Analysis: Orlev knew how to wield powerin State Control Committee

MK Zevulun Orlev (National Union-National Religious Party) wound up 20 months as head of the Knesset State Control Committee on Thursday and handed over the gavel to his successor, MK Michael Eitan (Likud). If one had to sum up his term of office in a single, understated sentence, it could easily be this: Orlev was not afraid to use the power he wielded. In fact, it would be fair to say that none of his predecessors ever came close to using the power vested in the committee as he did. Some, in fact, might say Orlev abused his power. The boldest - again, some would say most irresponsible - move that Orlev made was to establish, primarily with the support of the opposition majority in the committee - three state commissions of inquiry, two of them within the space of three days.
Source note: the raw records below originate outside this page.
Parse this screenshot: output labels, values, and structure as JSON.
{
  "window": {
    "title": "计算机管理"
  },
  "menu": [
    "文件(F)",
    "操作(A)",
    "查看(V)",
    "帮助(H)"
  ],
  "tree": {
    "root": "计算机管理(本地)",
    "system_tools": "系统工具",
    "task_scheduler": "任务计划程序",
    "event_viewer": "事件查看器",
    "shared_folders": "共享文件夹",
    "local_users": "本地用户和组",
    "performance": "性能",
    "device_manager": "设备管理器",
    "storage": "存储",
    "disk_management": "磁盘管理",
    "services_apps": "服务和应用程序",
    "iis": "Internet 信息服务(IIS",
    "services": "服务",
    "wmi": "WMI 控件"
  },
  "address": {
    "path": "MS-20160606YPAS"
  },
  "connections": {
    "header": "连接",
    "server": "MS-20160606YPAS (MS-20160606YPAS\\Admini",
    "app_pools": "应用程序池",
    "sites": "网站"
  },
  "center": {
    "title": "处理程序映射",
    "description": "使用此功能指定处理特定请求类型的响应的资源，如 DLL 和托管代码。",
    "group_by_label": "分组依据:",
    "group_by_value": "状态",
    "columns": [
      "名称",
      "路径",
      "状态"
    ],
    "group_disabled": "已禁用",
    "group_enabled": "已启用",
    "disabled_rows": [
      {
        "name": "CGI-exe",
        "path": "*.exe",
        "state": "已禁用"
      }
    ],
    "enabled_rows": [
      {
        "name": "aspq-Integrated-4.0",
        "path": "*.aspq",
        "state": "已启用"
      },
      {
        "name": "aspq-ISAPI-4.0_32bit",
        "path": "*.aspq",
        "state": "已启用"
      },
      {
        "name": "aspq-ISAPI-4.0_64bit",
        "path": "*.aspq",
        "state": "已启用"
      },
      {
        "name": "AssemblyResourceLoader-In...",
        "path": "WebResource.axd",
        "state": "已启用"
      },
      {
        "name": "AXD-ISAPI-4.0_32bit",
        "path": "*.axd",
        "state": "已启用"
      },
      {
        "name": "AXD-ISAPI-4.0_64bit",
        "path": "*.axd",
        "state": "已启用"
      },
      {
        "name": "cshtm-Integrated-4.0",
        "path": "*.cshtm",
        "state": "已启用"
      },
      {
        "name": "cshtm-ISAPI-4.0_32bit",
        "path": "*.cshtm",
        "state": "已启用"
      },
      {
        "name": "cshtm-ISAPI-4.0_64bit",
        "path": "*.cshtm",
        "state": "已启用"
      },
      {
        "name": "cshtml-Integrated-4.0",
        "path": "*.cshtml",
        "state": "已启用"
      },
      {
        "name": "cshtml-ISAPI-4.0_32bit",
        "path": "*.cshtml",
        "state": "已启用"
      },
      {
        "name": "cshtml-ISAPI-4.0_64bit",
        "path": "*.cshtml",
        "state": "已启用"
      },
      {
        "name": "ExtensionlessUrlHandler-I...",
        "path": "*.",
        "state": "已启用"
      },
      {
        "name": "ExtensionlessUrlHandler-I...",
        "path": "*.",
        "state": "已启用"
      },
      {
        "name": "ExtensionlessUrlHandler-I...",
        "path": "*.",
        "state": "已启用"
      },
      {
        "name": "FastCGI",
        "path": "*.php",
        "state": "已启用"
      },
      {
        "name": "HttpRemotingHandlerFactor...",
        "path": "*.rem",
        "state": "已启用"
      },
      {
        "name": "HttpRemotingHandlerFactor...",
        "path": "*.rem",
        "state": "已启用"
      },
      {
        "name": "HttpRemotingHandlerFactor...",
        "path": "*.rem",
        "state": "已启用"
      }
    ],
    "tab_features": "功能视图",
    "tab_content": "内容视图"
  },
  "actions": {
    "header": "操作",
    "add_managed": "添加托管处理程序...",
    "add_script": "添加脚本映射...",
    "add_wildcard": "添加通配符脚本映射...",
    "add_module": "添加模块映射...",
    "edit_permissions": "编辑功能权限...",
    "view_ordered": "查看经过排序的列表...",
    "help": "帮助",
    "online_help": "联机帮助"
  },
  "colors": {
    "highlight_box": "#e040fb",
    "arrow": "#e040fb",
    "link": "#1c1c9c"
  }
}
The law gives the committee the power to establish an independent commission of inquiry appointed by the president of the Supreme Court if it decides that the findings of a report by the state comptroller warrant it. However, that provision had only been used once before in the entire history of the law and that was more than two decades ago, after the government refused to form a commission to investigate the role of the banks in the 1983 stock market collapse. Orlev rallied the committee into ordering commissions of inquiry into the mishandling of the Holocaust survivors by successive governments, the mishandling of Israel's water supply and the mishandling of the resettlement of the 8,000 settlers who were forced to leave Gaza and settlements in the northern West Bank three years ago. The law is not clear about what constitutes a topic worthy of investigation by an independent state commission of inquiry - which has the power to subpoena witnesses, issue cautionary letters and make personal as well as systemic recommendations. It is fundamentally accepted that commissions of inquiry are meant to examine the government's role in major national traumas such as the 1973 Yom Kippur War or the 1982 Sabra and Shatila massacres. There is a debate as to whether the committee was correct in deeming one or another of the three issues as worthy of investigation by a state commission of inquiry. There is always the fear that the moral authority of the commission will diminish if used too frequently. But Orlev certainly received a boost early this week when the government endorsed all of the findings of the Dorner Commission of Inquiry into the Holocaust Survivors and announced that it would pay to some 43,000 survivors the additional monthly stipend recommended by the commission, retroactive to January 2008. Without Orlev's committee, there is no question that the survivors would not have received this badly needed income. Whether the two new commissions will have a similar beneficial impact on the issues they will be asked to investigate remains to be seen. But Orlev's activism went further than the establishment of three commissions of inquiry. His committee also asked State Comptroller Micha Lindenstraus to prepare individual reports on at least 12 other controversial subjects including the Pollard issue, the burial services in Gush Dan, the preparation of meals in government schools, the Falash Mura immigration, the dispute over the building occupied by settlers on Worshipers' Way in Hebron, the delays in housing construction in Harish, and several others. During a changing of the guard ceremony in the committee on Thursday morning, Lindenstraus revealed that he had balked at the large number of topics the committee had asked him to investigate. Orlev ran the committee in a partisan way, stressing topics that were of interest to his constituency. He was a master at keeping a tight rein on meetings dealing with subjects that often inflamed passions and could easily have gotten out of hand. The Knesset has been regarded as "the sick man" of the three government branches for many years. Orlev used the committee to strengthen the legislature by turning it into a watchdog of the executive with newly grown, sharp teeth. He regarded the fact that the government endorsed the Dorner Commission findings and decided to implement them immediately as a victory for the Knesset. Now, he is turning the reins over to another consummate parliamentarian in Eitan, who shares Orlev's desire to strengthen the Knesset and has promised to continue this new-found parliamentary activism.